## Description of the task
Report all lines below with the word "Sender".

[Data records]
━━━━━━━━

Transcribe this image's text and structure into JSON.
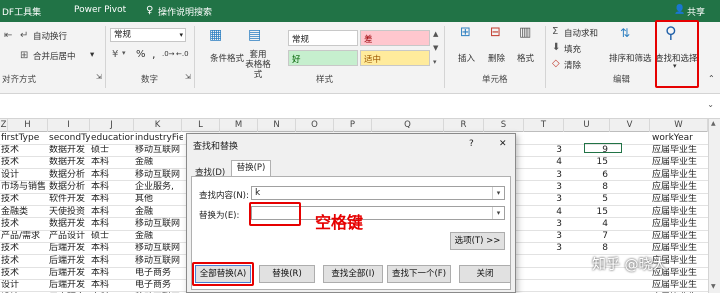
{
  "tabs": {
    "pdf_tools": "DF工具集",
    "power_pivot": "Power Pivot",
    "search": "操作说明搜索",
    "share": "共享"
  },
  "ribbon": {
    "wrap_text": "自动换行",
    "merge_center": "合并后居中",
    "align_group": "对齐方式",
    "number_format": "常规",
    "percent": "%",
    "comma": ",",
    "number_group": "数字",
    "cond_format": "条件格式",
    "table_format": "套用\n表格格式",
    "style_normal": "常规",
    "style_bad": "差",
    "style_good": "好",
    "style_neutral": "适中",
    "styles_group": "样式",
    "insert": "插入",
    "delete": "删除",
    "format": "格式",
    "cells_group": "单元格",
    "autosum": "自动求和",
    "fill": "填充",
    "clear": "清除",
    "sort_filter": "排序和筛选",
    "find_select": "查找和选择",
    "edit_group": "编辑"
  },
  "colors": {
    "accent": "#217346",
    "annotation": "#e60000",
    "bad_bg": "#ffc7ce",
    "good_bg": "#c6efce",
    "neutral_bg": "#ffeb9c"
  },
  "columns": [
    "Z",
    "H",
    "I",
    "J",
    "K",
    "L",
    "M",
    "N",
    "O",
    "P",
    "Q",
    "R",
    "S",
    "T",
    "U",
    "V",
    "W"
  ],
  "grid": {
    "header_row": [
      "firstType",
      "secondTyp",
      "education",
      "industryFie"
    ],
    "w_header": "workYear",
    "rows": [
      {
        "a": "技术",
        "b": "数据开发",
        "c": "硕士",
        "d": "移动互联网",
        "t": "3",
        "u": "9",
        "w": "应届毕业生"
      },
      {
        "a": "技术",
        "b": "数据开发",
        "c": "本科",
        "d": "金融",
        "t": "4",
        "u": "15",
        "w": "应届毕业生"
      },
      {
        "a": "设计",
        "b": "数据分析",
        "c": "本科",
        "d": "移动互联网",
        "t": "3",
        "u": "6",
        "w": "应届毕业生"
      },
      {
        "a": "市场与销售",
        "b": "数据分析",
        "c": "本科",
        "d": "企业服务,",
        "t": "3",
        "u": "8",
        "w": "应届毕业生"
      },
      {
        "a": "技术",
        "b": "软件开发",
        "c": "本科",
        "d": "其他",
        "t": "3",
        "u": "5",
        "w": "应届毕业生"
      },
      {
        "a": "金融类",
        "b": "天使投资",
        "c": "本科",
        "d": "金融",
        "t": "4",
        "u": "15",
        "w": "应届毕业生"
      },
      {
        "a": "技术",
        "b": "数据开发",
        "c": "本科",
        "d": "移动互联网",
        "t": "3",
        "u": "4",
        "w": "应届毕业生"
      },
      {
        "a": "产品/需求",
        "b": "产品设计",
        "c": "硕士",
        "d": "金融",
        "t": "3",
        "u": "7",
        "w": "应届毕业生"
      },
      {
        "a": "技术",
        "b": "后端开发",
        "c": "本科",
        "d": "移动互联网",
        "t": "3",
        "u": "8",
        "w": "应届毕业生"
      },
      {
        "a": "技术",
        "b": "后端开发",
        "c": "本科",
        "d": "移动互联网",
        "t": "",
        "u": "",
        "w": "应届毕业生"
      },
      {
        "a": "技术",
        "b": "后端开发",
        "c": "本科",
        "d": "电子商务",
        "t": "",
        "u": "",
        "w": "应届毕业生"
      },
      {
        "a": "设计",
        "b": "后端开发",
        "c": "本科",
        "d": "电子商务",
        "t": "",
        "u": "",
        "w": "应届毕业生"
      },
      {
        "a": "设计",
        "b": "用户研究",
        "c": "本科",
        "d": "移动互联网",
        "t": "",
        "u": "",
        "w": "应届毕业生"
      }
    ]
  },
  "dialog": {
    "title": "查找和替换",
    "help": "?",
    "close": "✕",
    "tab_find": "查找(D)",
    "tab_replace": "替换(P)",
    "find_label": "查找内容(N):",
    "find_value": "k",
    "replace_label": "替换为(E):",
    "replace_value": "",
    "options": "选项(T) >>",
    "replace_all": "全部替换(A)",
    "replace": "替换(R)",
    "find_all": "查找全部(I)",
    "find_next": "查找下一个(F)",
    "close_btn": "关闭"
  },
  "annotation": "空格键",
  "watermark": "知乎 @晓大"
}
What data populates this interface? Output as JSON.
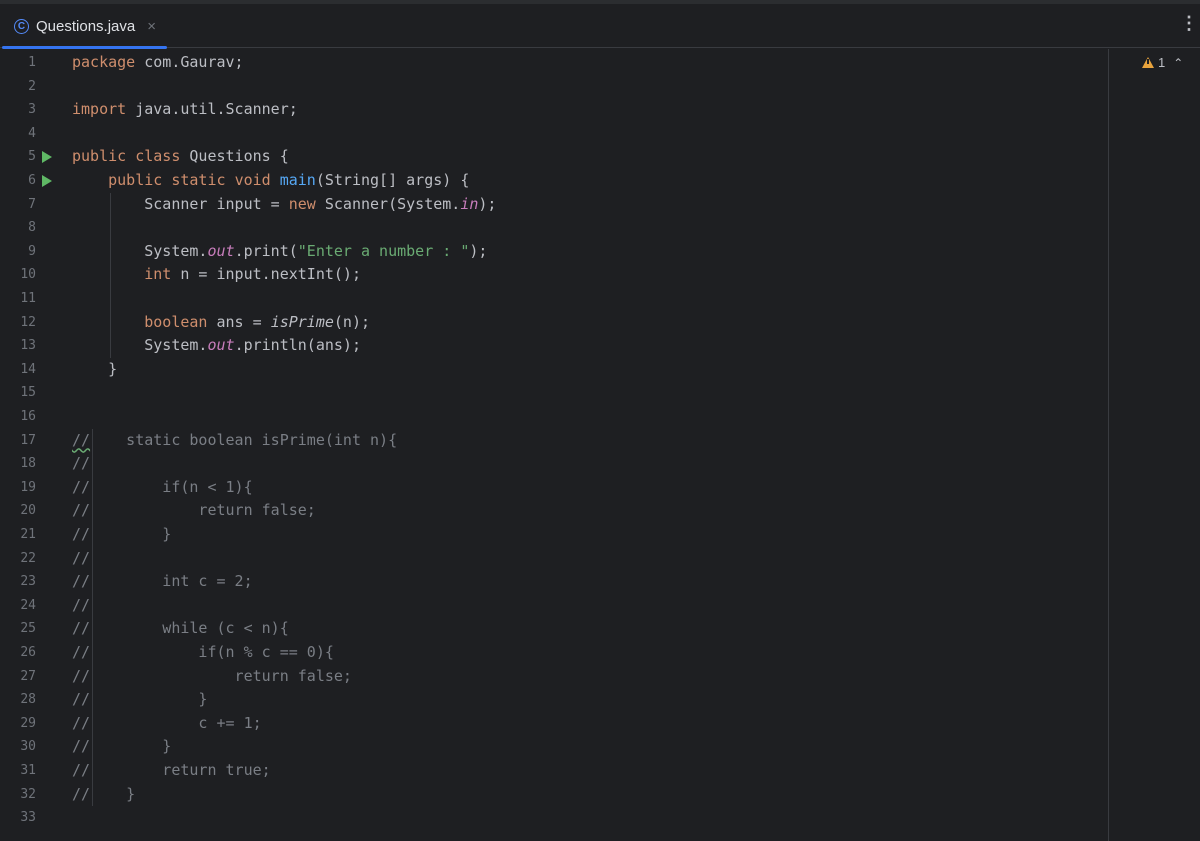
{
  "tab": {
    "title": "Questions.java",
    "icon_letter": "C",
    "close": "×"
  },
  "toolbar": {
    "more": "⋮"
  },
  "inspection": {
    "warning_count": "1",
    "up": "⌃",
    "down": "⌄"
  },
  "colors": {
    "background": "#1e1f22",
    "keyword": "#cf8e6d",
    "string": "#6aab73",
    "method": "#56a8f5",
    "static_field": "#c77dbb",
    "comment": "#7a7e85",
    "accent": "#3574f0",
    "run": "#5fb865",
    "warning": "#e8a33d"
  },
  "lines": [
    {
      "num": "1",
      "text": "package com.Gaurav;"
    },
    {
      "num": "2",
      "text": ""
    },
    {
      "num": "3",
      "text": "import java.util.Scanner;"
    },
    {
      "num": "4",
      "text": ""
    },
    {
      "num": "5",
      "text": "public class Questions {",
      "run": true
    },
    {
      "num": "6",
      "text": "    public static void main(String[] args) {",
      "run": true
    },
    {
      "num": "7",
      "text": "        Scanner input = new Scanner(System.in);"
    },
    {
      "num": "8",
      "text": ""
    },
    {
      "num": "9",
      "text": "        System.out.print(\"Enter a number : \");"
    },
    {
      "num": "10",
      "text": "        int n = input.nextInt();"
    },
    {
      "num": "11",
      "text": ""
    },
    {
      "num": "12",
      "text": "        boolean ans = isPrime(n);"
    },
    {
      "num": "13",
      "text": "        System.out.println(ans);"
    },
    {
      "num": "14",
      "text": "    }"
    },
    {
      "num": "15",
      "text": ""
    },
    {
      "num": "16",
      "text": ""
    },
    {
      "num": "17",
      "text": "//    static boolean isPrime(int n){"
    },
    {
      "num": "18",
      "text": "//"
    },
    {
      "num": "19",
      "text": "//        if(n < 1){"
    },
    {
      "num": "20",
      "text": "//            return false;"
    },
    {
      "num": "21",
      "text": "//        }"
    },
    {
      "num": "22",
      "text": "//"
    },
    {
      "num": "23",
      "text": "//        int c = 2;"
    },
    {
      "num": "24",
      "text": "//"
    },
    {
      "num": "25",
      "text": "//        while (c < n){"
    },
    {
      "num": "26",
      "text": "//            if(n % c == 0){"
    },
    {
      "num": "27",
      "text": "//                return false;"
    },
    {
      "num": "28",
      "text": "//            }"
    },
    {
      "num": "29",
      "text": "//            c += 1;"
    },
    {
      "num": "30",
      "text": "//        }"
    },
    {
      "num": "31",
      "text": "//        return true;"
    },
    {
      "num": "32",
      "text": "//    }"
    },
    {
      "num": "33",
      "text": ""
    }
  ]
}
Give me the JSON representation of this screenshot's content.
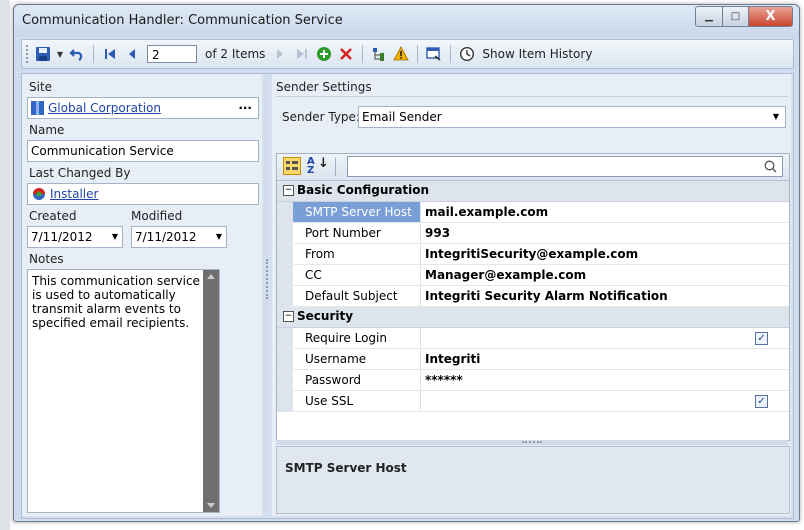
{
  "window": {
    "title": "Communication Handler: Communication Service",
    "minimize": "▁",
    "maximize": "□",
    "close": "X"
  },
  "toolbar": {
    "record_number": "2",
    "record_count": "of 2 Items",
    "show_history": "Show Item History"
  },
  "left": {
    "site_label": "Site",
    "site_value": "Global Corporation",
    "site_more": "···",
    "name_label": "Name",
    "name_value": "Communication Service",
    "changed_label": "Last Changed By",
    "changed_value": "Installer",
    "created_label": "Created",
    "modified_label": "Modified",
    "created_value": "7/11/2012",
    "modified_value": "7/11/2012",
    "notes_label": "Notes",
    "notes_value": "This communication service is used to automatically transmit alarm events to specified email recipients."
  },
  "right": {
    "section_title": "Sender Settings",
    "sender_type_label": "Sender Type:",
    "sender_type_value": "Email Sender",
    "categories": [
      {
        "name": "Basic Configuration",
        "properties": [
          {
            "name": "SMTP Server Host",
            "value": "mail.example.com",
            "selected": true
          },
          {
            "name": "Port Number",
            "value": "993"
          },
          {
            "name": "From",
            "value": "IntegritiSecurity@example.com"
          },
          {
            "name": "CC",
            "value": "Manager@example.com"
          },
          {
            "name": "Default Subject",
            "value": "Integriti Security Alarm Notification"
          }
        ]
      },
      {
        "name": "Security",
        "properties": [
          {
            "name": "Require Login",
            "checked": true
          },
          {
            "name": "Username",
            "value": "Integriti"
          },
          {
            "name": "Password",
            "value": "******"
          },
          {
            "name": "Use SSL",
            "checked": true
          }
        ]
      }
    ],
    "description_title": "SMTP Server Host"
  },
  "colors": {
    "accent": "#7a9fd7",
    "link": "#1f45a8",
    "delete": "#d8231c",
    "add": "#2f9a2c",
    "warning": "#f0b400"
  }
}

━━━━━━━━

## Output below
    "section_title": "Sender Settings",
    "sender_type_label": "Sender Type:",
    "sender_type_value": "Email Sender",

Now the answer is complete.